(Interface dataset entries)
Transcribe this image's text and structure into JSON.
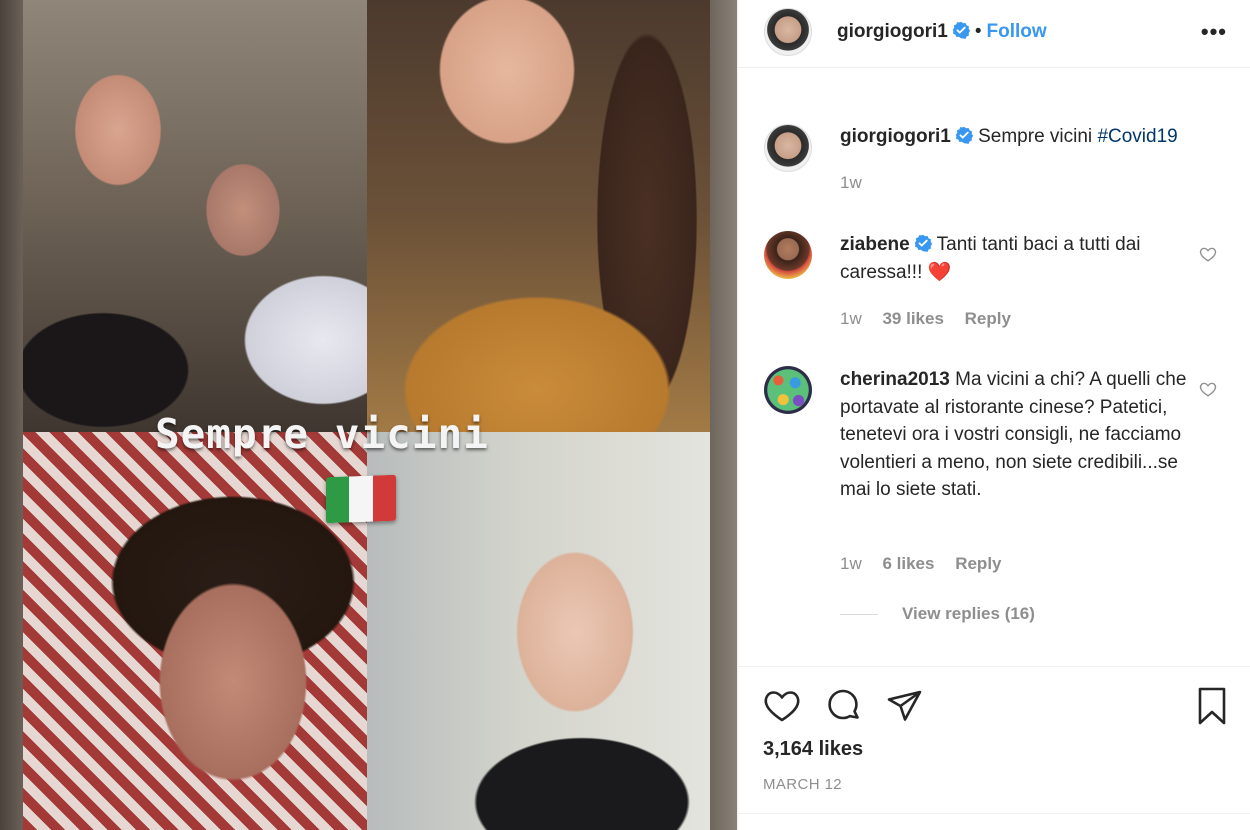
{
  "photo": {
    "caption": "Sempre vicini",
    "flag_colors": [
      "#2f9a45",
      "#f5f5f5",
      "#d23a3a"
    ]
  },
  "header": {
    "username": "giorgiogori1",
    "verified_icon": "verified-badge-icon",
    "separator": "•",
    "follow_label": "Follow",
    "more_label": "•••"
  },
  "post_caption": {
    "username": "giorgiogori1",
    "text": "Sempre vicini",
    "hashtag": "#Covid19",
    "time": "1w"
  },
  "comments": [
    {
      "username": "ziabene",
      "verified": true,
      "text": "Tanti tanti baci a tutti dai caressa!!! ❤️",
      "time": "1w",
      "likes": "39 likes",
      "reply_label": "Reply"
    },
    {
      "username": "cherina2013",
      "verified": false,
      "text": "Ma vicini a chi? A quelli che portavate al ristorante cinese? Patetici, tenetevi ora i vostri consigli, ne facciamo volentieri a meno, non siete credibili...se mai lo siete stati.",
      "time": "1w",
      "likes": "6 likes",
      "reply_label": "Reply",
      "view_replies": "View replies (16)"
    }
  ],
  "actions": {
    "icons": [
      "heart-icon",
      "comment-icon",
      "share-icon",
      "bookmark-icon"
    ],
    "likes": "3,164 likes",
    "date": "MARCH 12"
  },
  "colors": {
    "link_blue": "#3897f0",
    "hashtag_navy": "#00376b",
    "text": "#262626",
    "muted": "#8e8e8e",
    "verified_blue": "#3897f0"
  }
}
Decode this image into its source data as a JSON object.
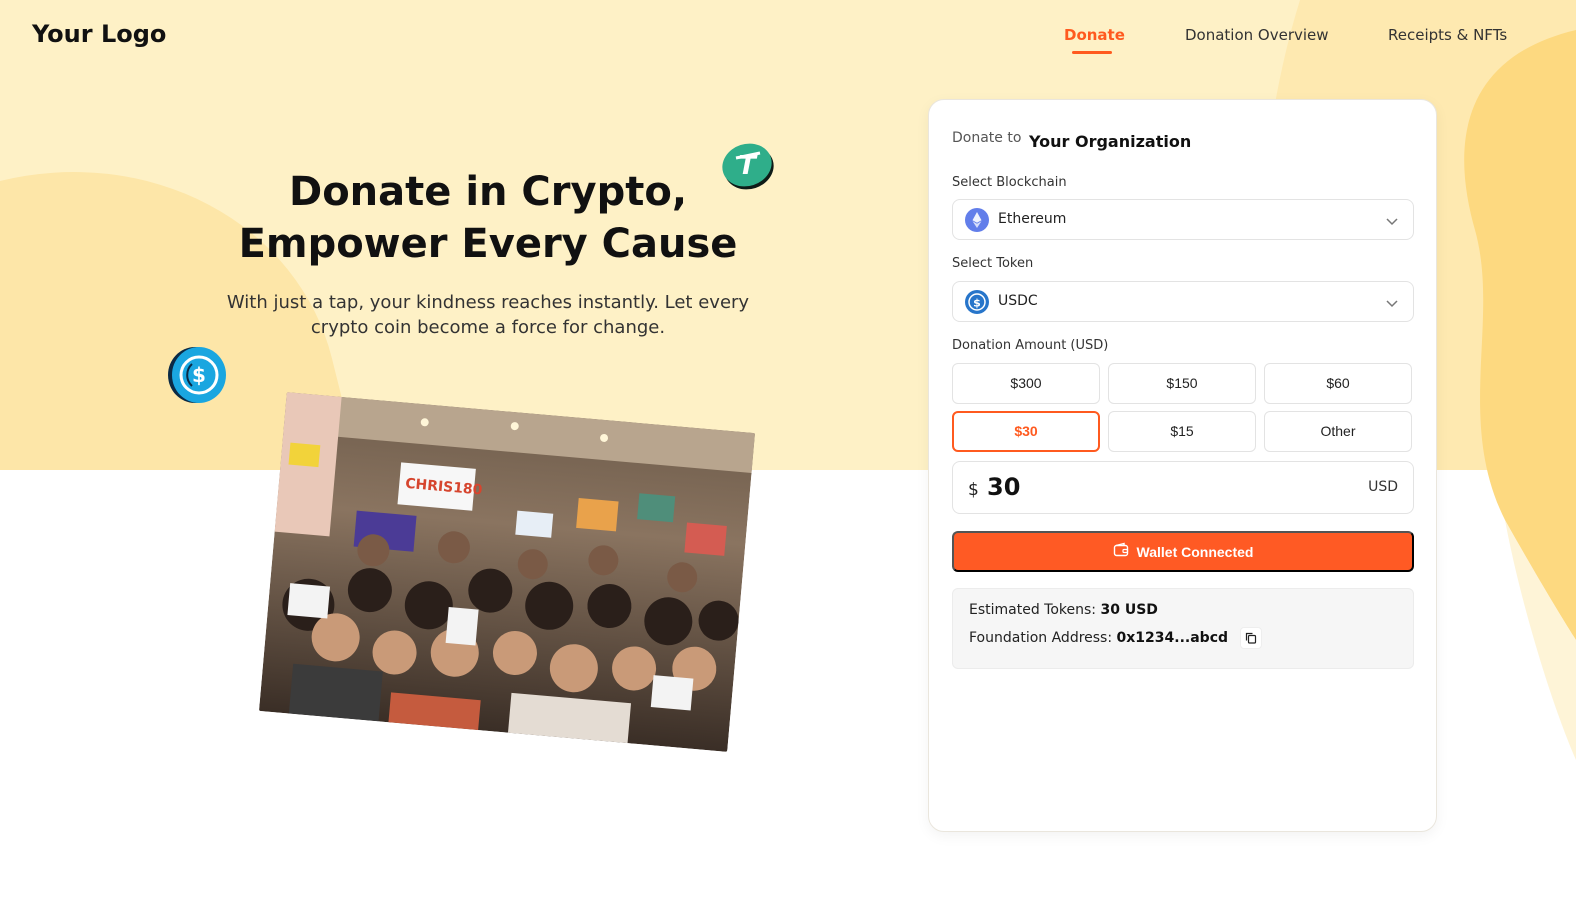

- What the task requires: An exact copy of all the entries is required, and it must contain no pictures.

- Response for this exercise:
Transcribe this image's text and structure into JSON.
{
  "photo": {
    "caption": "Sempre vicini",
    "flag_colors": [
      "#2f9a45",
      "#f5f5f5",
      "#d23a3a"
    ]
  },
  "header": {
    "username": "giorgiogori1",
    "verified_icon": "verified-badge-icon",
    "separator": "•",
    "follow_label": "Follow",
    "more_label": "•••"
  },
  "post_caption": {
    "username": "giorgiogori1",
    "text": "Sempre vicini",
    "hashtag": "#Covid19",
    "time": "1w"
  },
  "comments": [
    {
      "username": "ziabene",
      "verified": true,
      "text": "Tanti tanti baci a tutti dai caressa!!! ❤️",
      "time": "1w",
      "likes": "39 likes",
      "reply_label": "Reply"
    },
    {
      "username": "cherina2013",
      "verified": false,
      "text": "Ma vicini a chi? A quelli che portavate al ristorante cinese? Patetici, tenetevi ora i vostri consigli, ne facciamo volentieri a meno, non siete credibili...se mai lo siete stati.",
      "time": "1w",
      "likes": "6 likes",
      "reply_label": "Reply",
      "view_replies": "View replies (16)"
    }
  ],
  "actions": {
    "icons": [
      "heart-icon",
      "comment-icon",
      "share-icon",
      "bookmark-icon"
    ],
    "likes": "3,164 likes",
    "date": "MARCH 12"
  },
  "colors": {
    "link_blue": "#3897f0",
    "hashtag_navy": "#00376b",
    "text": "#262626",
    "muted": "#8e8e8e",
    "verified_blue": "#3897f0"
  }
}
Decode this image into its source data as a JSON object.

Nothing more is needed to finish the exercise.